Facebook CEO Mark Zuckerberg lauded the virtues of socialism during a recent meeting with Lu Wei, the czar of China’s draconian Internet censorship system.
Having previously met with State Department official Catherine Novelli, who urged the two countries to “work together as friends” on web security, Wei paid a visit to Facebook’s SIlicon Valley offices despite the fact that the social networking website is completely banned in China.
During the meeting, Wei discovered a book written by Chinese President Xi Jinping called “The Governance of China” sitting on Zuckerberg’s office desk, leading Zuckerberg to comment, “I’ve bought this book for my co-workers. I want them to understand socialism with Chinese characteristics.”
“The sight of Xi’s book on a tech tycoon’s table has been taken as hypocritical and absurd by many observers – the government Xi leads has one of the most restrictive Internet policies in the entire world and Facebook itself is banned in the country.
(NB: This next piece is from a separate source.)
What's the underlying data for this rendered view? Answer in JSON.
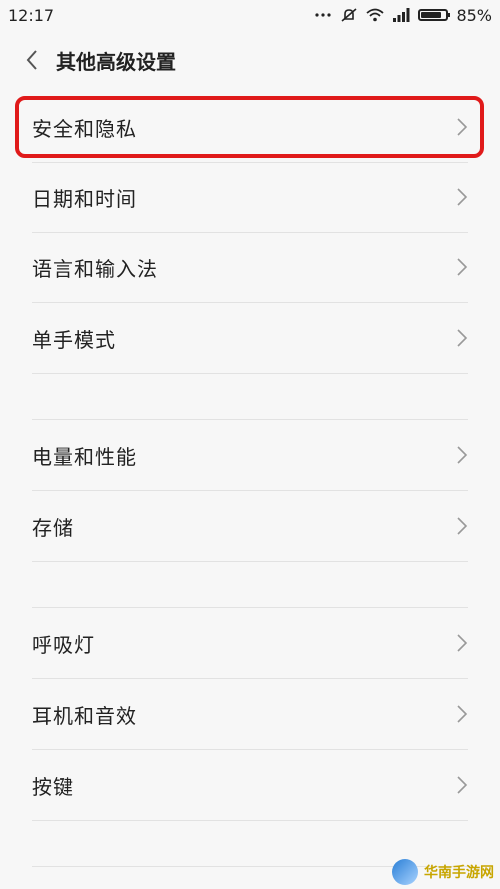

Zuckerberg’s promoting of the book struck many as kow-towing,” reports the Washington Post.
Prominent Chinese dissident Hu Jia accused Zuckerberg of having an understanding of Chinese politics akin to a 3-year-old, while users of China’s social media site Weibo portrayed the Facebook CEO as a Mao-era Red Guard clutching Xi’s book.
— Bridget O'Donnell (@bridgers) December 8, 2014
Given that Facebook is the second biggest website in the world after Google, the fact that Zuckerberg is palling around with the head of a formidable censorship program that routinely silences and intimidates government critics is disconcerting to say the least, especially amidst efforts by the Obama administration, which has received Facebook support in the past, to reclassify the web as a utility, bringing it under Title II of the Telecommunications Act and greasing the skids for FCC control.
Under Wei’s control, blocks on foreign websites in China have increased, while regulations on social media were tightened to make web users who posted content critical of the state legally responsible for any content which receives over 500 shares should it be deemed a “false rumor” by authorities.
Those who flouted Wei’s order to keep posts about government conduct “positive” had their accounts shut down and some were even detained by police.
China routinely censors the Internet and cuts off access in order to hide evidence of government corruption and to cover up atrocities committed by the state, a process that Wei has personally overseen since 2011.